The erection of a giant statue of Alexander the Great in the Macedonian capital of Skopje is the latest round in an ongoing controversy with neighboring Greece.
The statue, erected on Tuesday as part of an ambitious urban development plan called Skopje 2014, drew criticism from some Greek politicians and nervous mutterings from European diplomats. They say it’s deliberate provocation because Greece objects to the name Macedonia. Using this name, some say, implies a claim over the Greek province of Macedonia, where Alexander the Great was actually born. Of course neither country existed at the time, the land being divided up into a patchwork of ancient city-states.

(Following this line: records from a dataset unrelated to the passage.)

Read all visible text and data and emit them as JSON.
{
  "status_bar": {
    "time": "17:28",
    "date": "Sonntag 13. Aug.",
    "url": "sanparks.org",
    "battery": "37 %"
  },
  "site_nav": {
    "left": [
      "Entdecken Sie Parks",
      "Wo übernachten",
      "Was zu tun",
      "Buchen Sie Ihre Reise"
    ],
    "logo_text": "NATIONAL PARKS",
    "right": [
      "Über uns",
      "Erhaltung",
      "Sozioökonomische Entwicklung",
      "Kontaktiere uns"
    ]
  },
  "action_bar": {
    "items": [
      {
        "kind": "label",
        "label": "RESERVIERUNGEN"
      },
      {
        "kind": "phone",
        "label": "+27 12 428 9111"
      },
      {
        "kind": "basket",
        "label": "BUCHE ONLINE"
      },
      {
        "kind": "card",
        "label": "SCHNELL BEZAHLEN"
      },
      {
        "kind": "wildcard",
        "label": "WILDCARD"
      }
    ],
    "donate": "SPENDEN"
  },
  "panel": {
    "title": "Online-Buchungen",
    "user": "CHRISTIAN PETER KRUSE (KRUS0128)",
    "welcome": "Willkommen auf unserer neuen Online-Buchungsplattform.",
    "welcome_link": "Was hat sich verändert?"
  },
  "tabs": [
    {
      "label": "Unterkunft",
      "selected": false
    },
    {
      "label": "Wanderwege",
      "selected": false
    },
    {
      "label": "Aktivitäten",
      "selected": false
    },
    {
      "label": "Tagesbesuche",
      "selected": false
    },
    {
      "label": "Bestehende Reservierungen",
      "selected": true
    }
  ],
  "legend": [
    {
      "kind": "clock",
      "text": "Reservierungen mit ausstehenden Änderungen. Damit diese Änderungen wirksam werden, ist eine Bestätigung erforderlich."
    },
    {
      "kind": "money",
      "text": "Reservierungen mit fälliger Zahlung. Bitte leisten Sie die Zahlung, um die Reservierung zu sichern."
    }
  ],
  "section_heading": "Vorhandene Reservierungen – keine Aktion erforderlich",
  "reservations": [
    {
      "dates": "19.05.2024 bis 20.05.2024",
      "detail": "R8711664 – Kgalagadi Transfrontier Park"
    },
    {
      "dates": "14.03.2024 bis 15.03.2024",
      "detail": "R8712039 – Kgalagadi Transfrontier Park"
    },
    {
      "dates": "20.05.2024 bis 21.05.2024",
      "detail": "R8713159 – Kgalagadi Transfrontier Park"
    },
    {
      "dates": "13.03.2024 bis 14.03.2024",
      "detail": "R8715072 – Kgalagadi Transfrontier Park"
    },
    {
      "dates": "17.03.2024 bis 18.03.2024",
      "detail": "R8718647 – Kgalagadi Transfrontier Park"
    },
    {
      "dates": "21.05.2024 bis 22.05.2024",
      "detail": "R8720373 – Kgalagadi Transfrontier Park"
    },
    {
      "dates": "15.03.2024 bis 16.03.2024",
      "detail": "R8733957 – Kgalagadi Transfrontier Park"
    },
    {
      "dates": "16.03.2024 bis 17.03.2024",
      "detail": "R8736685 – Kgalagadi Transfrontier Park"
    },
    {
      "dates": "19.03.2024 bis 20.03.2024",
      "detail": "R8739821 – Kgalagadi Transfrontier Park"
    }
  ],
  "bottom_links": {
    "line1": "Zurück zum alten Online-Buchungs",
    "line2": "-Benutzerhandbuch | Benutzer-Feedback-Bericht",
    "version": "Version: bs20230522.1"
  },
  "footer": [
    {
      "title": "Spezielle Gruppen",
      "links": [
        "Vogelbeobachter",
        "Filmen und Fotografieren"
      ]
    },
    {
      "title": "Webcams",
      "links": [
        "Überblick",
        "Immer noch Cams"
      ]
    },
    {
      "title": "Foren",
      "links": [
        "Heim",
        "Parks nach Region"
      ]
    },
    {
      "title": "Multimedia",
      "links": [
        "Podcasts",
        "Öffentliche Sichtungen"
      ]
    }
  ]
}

When history is used as a propaganda tool, historic accuracy goes out the window.
Macedonia, officially the Former Yugoslav Republic of Macedonia, broke off from Yugoslavia in 1991 and has been in a row with Greece about its name ever since. This isn’t some minor squabbling. Greece successfully blocked Macedonia’s entry into NATO and is stonewalling the country’s attempts to join the European Union. With Macedonia being one of the poorest countries in Europe, this argument over a name is costing them a lot.
[Photo courtesy Wikimedia Commons]